“The response to Dignity Grows has been incredible and in all honesty, heartwarming,” wrote Zachs, when asked about the response to Dignity Grows, “We have engaged hundreds of volunteers and most of them return for a second, third and even fourth pack. In October 2020 we launched as a national organization and now there are about 40 national chapters with more ready to launch their first pack! Most incredible to us is the response of teen activists and advocates who have taken on the mission to help alleviate the issue.”

Expanding out of Hartford County Connecticut, Dignity Grows also has chapters in cities such as: Portland Oregon, Philadelphia Pennsylvania, Louisville Kentucky, Phoenix Arizona, Denver Colorado, Austin Texas, Long Beach California, Wilmington Delaware, Baltimore Maryland, and many more throughout the country according to the Dignity Grows Website. The issue of period poverty is a national concern, the need for chapters across the country is a necessity. 

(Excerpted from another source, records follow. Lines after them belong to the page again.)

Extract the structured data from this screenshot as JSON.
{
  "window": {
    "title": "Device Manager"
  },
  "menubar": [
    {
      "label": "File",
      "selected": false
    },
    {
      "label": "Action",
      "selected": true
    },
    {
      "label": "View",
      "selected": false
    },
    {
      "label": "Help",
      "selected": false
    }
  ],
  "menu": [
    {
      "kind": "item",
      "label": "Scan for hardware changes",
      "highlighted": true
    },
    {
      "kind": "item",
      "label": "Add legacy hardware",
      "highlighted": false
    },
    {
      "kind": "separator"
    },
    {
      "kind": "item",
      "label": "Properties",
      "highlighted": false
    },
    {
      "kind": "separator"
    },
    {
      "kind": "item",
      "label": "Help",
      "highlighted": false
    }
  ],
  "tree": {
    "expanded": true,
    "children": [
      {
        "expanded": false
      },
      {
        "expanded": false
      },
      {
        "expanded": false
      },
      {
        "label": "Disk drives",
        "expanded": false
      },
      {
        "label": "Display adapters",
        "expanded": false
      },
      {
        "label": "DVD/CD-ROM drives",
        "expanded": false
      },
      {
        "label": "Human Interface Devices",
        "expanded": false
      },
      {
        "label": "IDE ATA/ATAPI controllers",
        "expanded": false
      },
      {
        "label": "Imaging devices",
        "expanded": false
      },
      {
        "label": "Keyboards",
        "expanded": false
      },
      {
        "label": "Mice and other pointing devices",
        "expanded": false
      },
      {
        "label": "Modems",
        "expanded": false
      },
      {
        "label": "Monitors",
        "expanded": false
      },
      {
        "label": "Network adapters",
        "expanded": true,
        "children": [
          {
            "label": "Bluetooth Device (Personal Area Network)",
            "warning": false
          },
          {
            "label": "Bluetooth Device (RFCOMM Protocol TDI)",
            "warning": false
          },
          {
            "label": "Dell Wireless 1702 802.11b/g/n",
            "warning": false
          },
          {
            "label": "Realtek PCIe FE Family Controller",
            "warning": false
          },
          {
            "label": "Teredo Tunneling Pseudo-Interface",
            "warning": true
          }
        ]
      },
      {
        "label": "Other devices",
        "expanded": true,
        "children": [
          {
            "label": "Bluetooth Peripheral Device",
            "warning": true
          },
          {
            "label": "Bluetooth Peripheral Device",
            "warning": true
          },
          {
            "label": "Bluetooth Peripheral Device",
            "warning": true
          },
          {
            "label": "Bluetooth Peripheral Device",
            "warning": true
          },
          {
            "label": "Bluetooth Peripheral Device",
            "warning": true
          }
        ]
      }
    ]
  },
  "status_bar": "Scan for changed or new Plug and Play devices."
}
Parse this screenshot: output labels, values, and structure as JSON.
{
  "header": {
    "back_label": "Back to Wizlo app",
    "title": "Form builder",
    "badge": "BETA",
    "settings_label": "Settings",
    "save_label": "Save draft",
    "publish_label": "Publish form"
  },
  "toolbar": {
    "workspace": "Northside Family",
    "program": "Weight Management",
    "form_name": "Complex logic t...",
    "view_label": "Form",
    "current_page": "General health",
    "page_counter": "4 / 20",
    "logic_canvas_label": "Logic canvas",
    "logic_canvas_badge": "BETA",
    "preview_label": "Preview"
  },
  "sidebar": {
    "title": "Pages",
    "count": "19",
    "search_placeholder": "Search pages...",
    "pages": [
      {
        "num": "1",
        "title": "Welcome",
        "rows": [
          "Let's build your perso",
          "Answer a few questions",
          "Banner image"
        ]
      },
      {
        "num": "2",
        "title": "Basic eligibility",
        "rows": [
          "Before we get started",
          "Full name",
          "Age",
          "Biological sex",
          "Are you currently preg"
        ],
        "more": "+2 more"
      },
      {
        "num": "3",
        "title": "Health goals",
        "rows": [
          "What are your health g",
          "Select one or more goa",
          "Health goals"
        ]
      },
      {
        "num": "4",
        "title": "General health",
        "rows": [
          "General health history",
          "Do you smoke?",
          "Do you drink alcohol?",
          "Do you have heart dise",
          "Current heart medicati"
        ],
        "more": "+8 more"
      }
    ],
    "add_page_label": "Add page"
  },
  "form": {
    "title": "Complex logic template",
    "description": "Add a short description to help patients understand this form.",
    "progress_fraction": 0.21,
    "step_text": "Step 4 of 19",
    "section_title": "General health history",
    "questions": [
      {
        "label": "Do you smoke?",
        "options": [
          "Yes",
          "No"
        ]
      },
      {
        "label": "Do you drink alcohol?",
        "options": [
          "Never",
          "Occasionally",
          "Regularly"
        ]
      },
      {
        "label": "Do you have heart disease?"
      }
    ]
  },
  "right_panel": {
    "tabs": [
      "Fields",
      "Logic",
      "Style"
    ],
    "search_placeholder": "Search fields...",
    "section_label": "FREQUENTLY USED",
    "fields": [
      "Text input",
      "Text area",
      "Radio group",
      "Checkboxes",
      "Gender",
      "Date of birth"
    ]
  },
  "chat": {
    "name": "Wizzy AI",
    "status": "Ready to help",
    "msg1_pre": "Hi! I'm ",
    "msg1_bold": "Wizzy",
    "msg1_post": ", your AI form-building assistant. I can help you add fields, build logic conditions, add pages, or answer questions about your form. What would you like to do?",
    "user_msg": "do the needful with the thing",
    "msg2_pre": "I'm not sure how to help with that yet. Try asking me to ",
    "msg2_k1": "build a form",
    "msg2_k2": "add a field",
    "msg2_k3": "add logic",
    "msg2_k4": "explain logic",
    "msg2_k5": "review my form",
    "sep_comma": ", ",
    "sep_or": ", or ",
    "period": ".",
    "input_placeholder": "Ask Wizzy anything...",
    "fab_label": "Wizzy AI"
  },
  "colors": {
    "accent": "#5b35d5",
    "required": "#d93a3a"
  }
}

Beginning in West Hartford, Connecticut, “Local impact has been amazing, from the volunteer side, the educational side, the simple way to provide help,” Zachs wrote, “We have started a conversation in Connecticut and that conversation is spreading.”